Data to examine:
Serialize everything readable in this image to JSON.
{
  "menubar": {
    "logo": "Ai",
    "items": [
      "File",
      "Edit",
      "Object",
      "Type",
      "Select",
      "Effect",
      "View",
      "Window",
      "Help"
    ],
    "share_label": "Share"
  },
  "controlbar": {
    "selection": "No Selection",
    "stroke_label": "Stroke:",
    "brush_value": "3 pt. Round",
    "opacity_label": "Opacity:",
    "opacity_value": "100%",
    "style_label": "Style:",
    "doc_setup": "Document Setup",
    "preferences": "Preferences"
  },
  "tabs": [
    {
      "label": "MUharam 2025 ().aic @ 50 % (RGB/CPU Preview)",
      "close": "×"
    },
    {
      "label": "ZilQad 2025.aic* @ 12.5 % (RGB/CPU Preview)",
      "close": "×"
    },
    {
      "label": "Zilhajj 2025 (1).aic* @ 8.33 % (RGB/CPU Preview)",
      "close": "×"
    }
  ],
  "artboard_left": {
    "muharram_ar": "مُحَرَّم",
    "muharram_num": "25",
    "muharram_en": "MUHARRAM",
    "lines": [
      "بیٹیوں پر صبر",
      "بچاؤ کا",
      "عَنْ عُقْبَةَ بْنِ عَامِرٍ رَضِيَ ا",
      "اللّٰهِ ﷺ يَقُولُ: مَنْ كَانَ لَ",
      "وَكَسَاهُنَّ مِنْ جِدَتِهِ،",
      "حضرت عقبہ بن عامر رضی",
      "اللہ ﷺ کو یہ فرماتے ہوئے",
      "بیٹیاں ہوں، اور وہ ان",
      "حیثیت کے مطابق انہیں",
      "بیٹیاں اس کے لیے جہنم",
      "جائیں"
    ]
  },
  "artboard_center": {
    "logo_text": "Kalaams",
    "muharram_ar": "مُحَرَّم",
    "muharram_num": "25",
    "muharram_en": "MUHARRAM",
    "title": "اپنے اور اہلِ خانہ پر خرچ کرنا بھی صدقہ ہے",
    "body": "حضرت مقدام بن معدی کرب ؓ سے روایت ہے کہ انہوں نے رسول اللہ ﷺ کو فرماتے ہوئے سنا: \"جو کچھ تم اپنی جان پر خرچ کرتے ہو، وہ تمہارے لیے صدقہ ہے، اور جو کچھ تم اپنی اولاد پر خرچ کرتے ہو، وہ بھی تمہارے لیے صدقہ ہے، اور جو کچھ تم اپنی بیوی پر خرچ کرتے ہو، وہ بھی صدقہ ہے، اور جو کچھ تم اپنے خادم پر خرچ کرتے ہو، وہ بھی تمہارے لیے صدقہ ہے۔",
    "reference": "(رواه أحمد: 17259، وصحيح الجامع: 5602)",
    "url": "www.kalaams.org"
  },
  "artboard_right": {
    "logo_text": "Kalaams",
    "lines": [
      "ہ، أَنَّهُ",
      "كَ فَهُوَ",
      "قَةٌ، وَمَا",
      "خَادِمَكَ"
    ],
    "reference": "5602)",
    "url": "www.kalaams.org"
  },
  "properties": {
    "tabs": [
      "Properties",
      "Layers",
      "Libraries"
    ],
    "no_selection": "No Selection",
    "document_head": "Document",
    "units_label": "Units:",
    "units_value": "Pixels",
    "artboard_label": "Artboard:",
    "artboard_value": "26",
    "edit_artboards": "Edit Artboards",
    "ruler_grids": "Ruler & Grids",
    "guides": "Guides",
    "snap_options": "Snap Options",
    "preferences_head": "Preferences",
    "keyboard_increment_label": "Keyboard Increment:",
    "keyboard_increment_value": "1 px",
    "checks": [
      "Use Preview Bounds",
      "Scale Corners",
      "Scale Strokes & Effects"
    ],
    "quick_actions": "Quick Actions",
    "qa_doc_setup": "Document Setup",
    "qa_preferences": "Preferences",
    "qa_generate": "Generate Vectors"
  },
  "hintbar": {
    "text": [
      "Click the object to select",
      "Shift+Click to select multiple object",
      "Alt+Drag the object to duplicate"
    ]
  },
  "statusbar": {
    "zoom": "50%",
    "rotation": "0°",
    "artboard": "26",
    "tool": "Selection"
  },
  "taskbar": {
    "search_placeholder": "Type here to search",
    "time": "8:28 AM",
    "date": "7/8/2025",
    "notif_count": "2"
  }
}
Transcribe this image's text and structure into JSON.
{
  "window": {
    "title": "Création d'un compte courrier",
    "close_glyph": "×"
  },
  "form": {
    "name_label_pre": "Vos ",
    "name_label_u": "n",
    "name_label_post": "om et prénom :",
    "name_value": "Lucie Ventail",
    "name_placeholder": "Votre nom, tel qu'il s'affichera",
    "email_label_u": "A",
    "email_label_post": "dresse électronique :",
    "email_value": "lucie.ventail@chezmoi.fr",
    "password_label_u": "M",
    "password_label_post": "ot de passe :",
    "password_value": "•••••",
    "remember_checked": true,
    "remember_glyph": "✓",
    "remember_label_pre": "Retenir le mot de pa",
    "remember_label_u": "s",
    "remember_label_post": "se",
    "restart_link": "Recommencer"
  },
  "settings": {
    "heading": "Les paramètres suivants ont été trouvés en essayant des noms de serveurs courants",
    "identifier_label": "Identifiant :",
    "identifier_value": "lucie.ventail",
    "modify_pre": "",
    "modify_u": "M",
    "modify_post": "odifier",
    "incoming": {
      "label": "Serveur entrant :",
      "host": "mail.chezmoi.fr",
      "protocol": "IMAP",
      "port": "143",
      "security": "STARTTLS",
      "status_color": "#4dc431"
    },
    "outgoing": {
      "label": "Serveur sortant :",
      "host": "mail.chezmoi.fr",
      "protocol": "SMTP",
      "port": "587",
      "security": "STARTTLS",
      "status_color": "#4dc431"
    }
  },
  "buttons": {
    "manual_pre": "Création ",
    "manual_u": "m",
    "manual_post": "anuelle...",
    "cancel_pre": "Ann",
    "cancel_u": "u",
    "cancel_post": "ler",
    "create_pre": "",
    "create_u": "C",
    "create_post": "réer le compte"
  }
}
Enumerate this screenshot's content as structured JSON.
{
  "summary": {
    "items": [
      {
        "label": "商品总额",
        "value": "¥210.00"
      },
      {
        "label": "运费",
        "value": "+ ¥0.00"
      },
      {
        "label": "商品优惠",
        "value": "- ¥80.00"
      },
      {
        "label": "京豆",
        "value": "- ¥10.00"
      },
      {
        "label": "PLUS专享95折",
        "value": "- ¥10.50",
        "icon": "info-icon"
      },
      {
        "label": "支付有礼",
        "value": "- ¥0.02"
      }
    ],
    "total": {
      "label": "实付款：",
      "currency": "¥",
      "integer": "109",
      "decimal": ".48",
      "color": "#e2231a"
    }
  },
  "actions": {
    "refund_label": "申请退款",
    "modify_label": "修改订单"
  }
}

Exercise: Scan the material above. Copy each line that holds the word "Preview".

Solution:
      "label": "MUharam 2025 ().aic @ 50 % (RGB/CPU Preview)",
      "label": "ZilQad 2025.aic* @ 12.5 % (RGB/CPU Preview)",
      "label": "Zilhajj 2025 (1).aic* @ 8.33 % (RGB/CPU Preview)",
      "Use Preview Bounds",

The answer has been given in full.